Academic journal article
By Gariety, Bonnie Sue; Shaffer, Sherrill
Monthly Labor Review , Vol. 124, No. 3
Analysis of the Current Population Survey indicates positive wage differentials overall for women on flextime in 1989 and for both men and women in 1997; significant differentials emerge for selected motivations, industries, and occupations
This article presents an empirical test of wage differentials associated with flextime, by gender, stated motivation for using flextime, industry, and major occupation. The test implicitly compares the relative strengths of two opposing effects: a negative compensating wage differential resulting from workers' preferences for flextime and a positive wage differential associated with higher productivity of workers on flextime attributed to what economists call the "efficiency wage hypothesis." Although previous studies have found evidence that flextime increases both productivity(1) and workers' satisfaction,(2) scant evidence has emerged thus far regarding the net quantitative or qualitative impact of these factors on equilibrium wages.
One exception is an article by Nancy Johnson and Keith Provan,(3) who applied a similar test to a much smaller data set and found flextime to be positively associated with wages for professional women, negatively associated with wages for nonprofessional women, and not significantly associated with wages for men. Johnson and Provan's sample totaled 258, obtained by survey from within a single State. The study reported in the current article, by contrast, uses nationwide samples of more than 5,000 workers, obtained from the U.S. Current Population Survey (CPS) supplement, "Multiple Job Holding, Flexitime, and Volunteer Work," for 1989 and 1997. In addition to estimating aggregate wage effects by gender in each year, the article estimates the flextime wage differential associated with specific reasons each worker reportedly preferred flextime in 1989. (Reasons for choosing flextime were not reported in 1997, preventing a comparison with that year.) Also estimated is the flextime wage differential associated with specific industries and specific major occupations for 1997. (Again, in 1989, the number of workers on flextime in particular occupations and industries was too small to draw a meaningful comparison with the later year.)

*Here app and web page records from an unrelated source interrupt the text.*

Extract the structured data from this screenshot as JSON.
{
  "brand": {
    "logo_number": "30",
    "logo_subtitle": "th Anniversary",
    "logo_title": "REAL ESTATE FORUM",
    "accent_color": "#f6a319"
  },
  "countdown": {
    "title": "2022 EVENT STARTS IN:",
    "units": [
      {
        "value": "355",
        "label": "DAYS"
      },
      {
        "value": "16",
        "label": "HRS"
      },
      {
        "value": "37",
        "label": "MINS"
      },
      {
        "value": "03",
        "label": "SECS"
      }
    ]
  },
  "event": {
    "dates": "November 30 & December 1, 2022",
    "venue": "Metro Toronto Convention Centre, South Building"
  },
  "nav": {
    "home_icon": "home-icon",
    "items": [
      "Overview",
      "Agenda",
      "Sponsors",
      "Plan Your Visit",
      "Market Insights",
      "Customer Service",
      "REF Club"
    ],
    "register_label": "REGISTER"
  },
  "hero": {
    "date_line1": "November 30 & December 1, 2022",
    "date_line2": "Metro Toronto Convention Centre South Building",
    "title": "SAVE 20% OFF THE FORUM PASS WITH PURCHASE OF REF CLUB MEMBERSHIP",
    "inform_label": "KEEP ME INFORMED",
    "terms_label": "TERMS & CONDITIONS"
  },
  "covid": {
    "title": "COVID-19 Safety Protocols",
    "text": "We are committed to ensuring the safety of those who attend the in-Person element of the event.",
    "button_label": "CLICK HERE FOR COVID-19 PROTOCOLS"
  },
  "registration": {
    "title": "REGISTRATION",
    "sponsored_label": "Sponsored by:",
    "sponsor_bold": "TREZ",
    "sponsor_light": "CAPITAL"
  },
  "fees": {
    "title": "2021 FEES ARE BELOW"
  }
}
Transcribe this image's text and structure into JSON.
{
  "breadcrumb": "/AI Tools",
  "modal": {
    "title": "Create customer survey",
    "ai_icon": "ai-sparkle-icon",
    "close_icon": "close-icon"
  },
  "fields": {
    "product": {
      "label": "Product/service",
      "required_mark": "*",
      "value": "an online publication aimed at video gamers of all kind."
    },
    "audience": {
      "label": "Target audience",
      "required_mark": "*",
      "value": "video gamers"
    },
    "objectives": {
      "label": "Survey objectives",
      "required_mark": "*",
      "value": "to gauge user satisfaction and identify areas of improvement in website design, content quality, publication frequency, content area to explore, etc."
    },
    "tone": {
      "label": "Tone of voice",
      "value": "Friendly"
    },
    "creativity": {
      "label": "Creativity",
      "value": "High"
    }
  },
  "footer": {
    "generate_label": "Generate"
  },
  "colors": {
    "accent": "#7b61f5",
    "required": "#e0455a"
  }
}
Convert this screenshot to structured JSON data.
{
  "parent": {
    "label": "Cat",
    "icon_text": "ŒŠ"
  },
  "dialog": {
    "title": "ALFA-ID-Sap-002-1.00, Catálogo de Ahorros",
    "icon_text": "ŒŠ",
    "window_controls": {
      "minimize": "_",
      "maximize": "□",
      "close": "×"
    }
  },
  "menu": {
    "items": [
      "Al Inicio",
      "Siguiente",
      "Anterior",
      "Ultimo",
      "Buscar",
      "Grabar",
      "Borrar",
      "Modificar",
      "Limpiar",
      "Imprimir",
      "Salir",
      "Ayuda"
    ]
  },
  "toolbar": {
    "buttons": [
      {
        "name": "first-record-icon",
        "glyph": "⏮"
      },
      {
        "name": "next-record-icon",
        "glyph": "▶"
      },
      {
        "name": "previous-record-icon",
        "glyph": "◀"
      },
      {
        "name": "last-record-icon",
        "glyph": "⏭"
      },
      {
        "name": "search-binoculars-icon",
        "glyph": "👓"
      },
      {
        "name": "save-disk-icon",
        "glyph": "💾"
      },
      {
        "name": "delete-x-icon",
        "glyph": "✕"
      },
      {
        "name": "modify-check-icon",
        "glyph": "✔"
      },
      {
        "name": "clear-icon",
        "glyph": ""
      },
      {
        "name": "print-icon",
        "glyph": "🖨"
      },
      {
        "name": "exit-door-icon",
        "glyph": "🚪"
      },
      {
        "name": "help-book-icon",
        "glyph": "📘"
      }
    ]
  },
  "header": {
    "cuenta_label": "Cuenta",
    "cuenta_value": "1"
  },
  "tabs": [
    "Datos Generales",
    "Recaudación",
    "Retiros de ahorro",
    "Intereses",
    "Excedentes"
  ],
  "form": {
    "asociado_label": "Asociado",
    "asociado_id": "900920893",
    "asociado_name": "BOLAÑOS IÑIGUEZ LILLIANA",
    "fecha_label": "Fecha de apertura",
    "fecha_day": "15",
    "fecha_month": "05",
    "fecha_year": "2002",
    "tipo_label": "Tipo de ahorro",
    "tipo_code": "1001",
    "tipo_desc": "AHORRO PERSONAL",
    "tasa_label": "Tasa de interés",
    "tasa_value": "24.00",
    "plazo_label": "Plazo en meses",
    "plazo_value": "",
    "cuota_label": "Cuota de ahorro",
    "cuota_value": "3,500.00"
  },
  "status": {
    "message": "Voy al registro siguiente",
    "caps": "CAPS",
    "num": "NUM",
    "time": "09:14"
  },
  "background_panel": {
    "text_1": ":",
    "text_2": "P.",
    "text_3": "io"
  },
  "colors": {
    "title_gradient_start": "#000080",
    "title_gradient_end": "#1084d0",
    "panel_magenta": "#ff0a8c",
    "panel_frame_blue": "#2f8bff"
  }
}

Results of the study indicate that flextime is associated with significantly higher wages overall. The size of the flextime wage differential for women is stable across the years 1989 and 1997 and is similar to the 1997 estimate for men. However, the 1989 flextime wage differential for men is much smaller than in 1997 and is not significantly different from zero. This finding suggests that the pattern of compensation has evolved in a similar direction for both male and female workers, but it evolved later for men.
The more detailed regressions for 1989 find that the only stated reason for desiring flextime associated with a significant wage differential among women is transportation. Among men, flextime taken for personal reasons is associated with a positive wage differential at the 0.01 level. Only a small number of industries exhibit significant flextime wage differentials for either men or women in 1997, and all of those differentials are positive. Two major industries (automotive and repair services; and social services, other professional services, and forestry and fisheries--grouped collectively as "professional" industries (see p. 5)--exhibit significant wage differentials for both men and women. Significantly positive flextime wage differentials emerge for men in all major occupations except operators, movers, and handlers, while women exhibit significantly positive flextime wage differentials only for sales and administrative occupations.
The article continues by presenting a brief overview of the history of flextime, describing the empirical and conceptual framework of the analysis, and characterizing the sample data. The article concludes with a discussion of the results and some suggestions for future research. …